__ASSIGNED TASK__: For each line in the material below that holds "Glitch", copy that line.

__DATA SHOWN__:
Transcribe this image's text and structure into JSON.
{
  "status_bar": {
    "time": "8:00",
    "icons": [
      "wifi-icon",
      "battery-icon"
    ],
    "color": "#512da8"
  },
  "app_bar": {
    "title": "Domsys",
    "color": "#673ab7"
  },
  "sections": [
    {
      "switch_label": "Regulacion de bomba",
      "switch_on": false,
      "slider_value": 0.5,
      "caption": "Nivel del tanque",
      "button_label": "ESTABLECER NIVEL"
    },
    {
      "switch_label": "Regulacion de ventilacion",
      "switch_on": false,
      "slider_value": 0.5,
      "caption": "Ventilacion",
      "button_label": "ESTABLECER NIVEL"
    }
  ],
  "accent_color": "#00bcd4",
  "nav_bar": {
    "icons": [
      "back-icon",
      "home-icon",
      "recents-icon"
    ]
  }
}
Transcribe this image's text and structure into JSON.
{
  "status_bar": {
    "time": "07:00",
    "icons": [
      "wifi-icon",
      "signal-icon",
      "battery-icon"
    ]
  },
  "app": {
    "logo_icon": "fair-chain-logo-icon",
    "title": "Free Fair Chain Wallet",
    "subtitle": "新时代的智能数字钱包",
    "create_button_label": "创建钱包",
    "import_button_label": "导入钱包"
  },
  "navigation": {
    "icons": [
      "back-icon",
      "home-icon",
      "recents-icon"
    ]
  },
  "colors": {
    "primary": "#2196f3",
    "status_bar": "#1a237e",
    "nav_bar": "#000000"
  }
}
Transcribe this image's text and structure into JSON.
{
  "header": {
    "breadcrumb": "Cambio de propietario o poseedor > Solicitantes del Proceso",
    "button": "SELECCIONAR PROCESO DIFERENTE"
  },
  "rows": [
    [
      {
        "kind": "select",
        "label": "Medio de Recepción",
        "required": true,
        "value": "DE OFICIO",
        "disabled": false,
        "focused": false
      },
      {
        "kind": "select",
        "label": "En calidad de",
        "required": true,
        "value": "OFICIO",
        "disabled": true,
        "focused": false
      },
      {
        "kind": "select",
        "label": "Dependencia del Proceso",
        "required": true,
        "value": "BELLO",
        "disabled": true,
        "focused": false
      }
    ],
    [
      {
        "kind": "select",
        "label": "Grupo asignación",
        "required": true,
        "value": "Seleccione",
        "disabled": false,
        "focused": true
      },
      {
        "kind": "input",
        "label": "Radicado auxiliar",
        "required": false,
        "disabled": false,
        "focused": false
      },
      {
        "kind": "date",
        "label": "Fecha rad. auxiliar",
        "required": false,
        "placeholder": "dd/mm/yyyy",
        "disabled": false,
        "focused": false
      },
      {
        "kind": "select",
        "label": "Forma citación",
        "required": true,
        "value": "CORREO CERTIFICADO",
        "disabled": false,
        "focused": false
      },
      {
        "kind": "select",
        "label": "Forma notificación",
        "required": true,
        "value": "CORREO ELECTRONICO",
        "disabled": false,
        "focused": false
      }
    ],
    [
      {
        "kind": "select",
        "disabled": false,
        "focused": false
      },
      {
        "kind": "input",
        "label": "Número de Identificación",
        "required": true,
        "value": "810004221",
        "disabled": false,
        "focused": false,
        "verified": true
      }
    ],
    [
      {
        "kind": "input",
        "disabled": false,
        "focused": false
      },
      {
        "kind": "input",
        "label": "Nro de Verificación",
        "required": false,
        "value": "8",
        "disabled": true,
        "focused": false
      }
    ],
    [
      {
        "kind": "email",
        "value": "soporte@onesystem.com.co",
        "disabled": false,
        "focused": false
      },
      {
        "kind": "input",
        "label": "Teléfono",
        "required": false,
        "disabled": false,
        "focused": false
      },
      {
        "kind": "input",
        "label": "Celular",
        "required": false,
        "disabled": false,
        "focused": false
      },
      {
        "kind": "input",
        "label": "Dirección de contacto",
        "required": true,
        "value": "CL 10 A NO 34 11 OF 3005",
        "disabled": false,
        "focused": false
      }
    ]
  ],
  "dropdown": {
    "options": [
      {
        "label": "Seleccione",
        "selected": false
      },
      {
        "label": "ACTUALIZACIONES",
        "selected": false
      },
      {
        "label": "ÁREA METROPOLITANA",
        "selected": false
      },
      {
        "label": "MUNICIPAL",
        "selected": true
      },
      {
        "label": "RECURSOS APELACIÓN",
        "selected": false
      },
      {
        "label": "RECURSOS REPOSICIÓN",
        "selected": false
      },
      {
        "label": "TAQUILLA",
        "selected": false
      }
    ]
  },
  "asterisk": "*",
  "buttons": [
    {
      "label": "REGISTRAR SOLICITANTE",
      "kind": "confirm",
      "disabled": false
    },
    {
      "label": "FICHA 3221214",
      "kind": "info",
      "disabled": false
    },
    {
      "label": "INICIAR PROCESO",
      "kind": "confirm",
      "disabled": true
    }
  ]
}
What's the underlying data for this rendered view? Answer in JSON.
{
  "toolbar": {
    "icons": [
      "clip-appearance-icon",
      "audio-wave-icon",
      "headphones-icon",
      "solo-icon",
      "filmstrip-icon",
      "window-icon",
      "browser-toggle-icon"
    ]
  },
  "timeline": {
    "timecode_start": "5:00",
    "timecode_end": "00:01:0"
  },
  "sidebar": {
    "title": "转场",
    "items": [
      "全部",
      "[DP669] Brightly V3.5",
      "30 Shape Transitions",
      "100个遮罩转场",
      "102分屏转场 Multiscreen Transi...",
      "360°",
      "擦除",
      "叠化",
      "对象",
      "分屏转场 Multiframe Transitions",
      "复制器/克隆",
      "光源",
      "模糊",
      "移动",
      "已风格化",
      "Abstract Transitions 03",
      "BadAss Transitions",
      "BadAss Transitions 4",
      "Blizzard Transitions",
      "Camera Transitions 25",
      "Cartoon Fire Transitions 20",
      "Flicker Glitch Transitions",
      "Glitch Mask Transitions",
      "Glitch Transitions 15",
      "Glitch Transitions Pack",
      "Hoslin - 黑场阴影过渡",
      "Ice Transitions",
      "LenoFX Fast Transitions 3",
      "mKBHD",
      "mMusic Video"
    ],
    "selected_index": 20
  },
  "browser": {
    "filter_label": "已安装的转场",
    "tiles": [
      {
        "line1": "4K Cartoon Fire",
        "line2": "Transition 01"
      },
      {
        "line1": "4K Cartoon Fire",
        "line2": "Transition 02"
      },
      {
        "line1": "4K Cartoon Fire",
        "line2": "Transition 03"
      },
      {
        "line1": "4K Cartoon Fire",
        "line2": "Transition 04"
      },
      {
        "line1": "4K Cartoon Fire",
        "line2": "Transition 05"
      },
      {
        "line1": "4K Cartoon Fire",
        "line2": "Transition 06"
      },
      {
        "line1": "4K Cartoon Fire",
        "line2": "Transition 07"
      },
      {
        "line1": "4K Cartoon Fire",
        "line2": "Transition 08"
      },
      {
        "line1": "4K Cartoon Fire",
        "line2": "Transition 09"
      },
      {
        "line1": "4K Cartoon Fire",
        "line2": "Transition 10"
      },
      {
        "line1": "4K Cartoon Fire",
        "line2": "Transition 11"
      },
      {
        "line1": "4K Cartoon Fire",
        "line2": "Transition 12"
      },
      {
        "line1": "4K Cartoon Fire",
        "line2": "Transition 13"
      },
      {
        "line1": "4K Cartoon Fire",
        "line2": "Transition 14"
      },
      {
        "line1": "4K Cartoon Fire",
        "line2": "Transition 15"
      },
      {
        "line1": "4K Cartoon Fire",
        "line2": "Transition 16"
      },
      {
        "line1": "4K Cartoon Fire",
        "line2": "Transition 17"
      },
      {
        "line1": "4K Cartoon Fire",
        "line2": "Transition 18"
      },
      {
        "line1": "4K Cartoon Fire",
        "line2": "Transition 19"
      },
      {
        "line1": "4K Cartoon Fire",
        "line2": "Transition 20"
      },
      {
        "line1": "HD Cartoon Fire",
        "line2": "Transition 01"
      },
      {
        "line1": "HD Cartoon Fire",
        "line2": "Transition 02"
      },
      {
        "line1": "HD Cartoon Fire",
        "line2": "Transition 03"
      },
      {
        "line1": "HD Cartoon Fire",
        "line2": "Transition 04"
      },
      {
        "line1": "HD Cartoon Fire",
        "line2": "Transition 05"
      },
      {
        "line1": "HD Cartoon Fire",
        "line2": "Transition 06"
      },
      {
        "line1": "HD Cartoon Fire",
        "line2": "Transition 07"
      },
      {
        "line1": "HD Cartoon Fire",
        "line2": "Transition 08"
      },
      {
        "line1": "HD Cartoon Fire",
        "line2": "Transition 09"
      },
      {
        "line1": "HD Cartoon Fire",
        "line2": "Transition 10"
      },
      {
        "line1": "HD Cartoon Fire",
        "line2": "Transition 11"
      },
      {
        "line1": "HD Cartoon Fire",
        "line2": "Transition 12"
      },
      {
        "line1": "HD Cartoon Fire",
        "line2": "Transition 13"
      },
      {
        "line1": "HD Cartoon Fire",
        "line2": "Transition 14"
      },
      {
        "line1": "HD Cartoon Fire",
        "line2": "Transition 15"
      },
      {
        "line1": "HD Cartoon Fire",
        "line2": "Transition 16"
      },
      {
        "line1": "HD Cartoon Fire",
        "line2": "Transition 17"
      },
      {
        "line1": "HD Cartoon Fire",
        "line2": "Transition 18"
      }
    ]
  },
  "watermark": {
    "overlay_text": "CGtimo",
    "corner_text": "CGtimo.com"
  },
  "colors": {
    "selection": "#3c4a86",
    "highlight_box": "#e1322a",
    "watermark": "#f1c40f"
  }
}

__RESPONSE TO THIS EXERCISE__:
      "Flicker Glitch Transitions",
      "Glitch Mask Transitions",
      "Glitch Transitions 15",
      "Glitch Transitions Pack",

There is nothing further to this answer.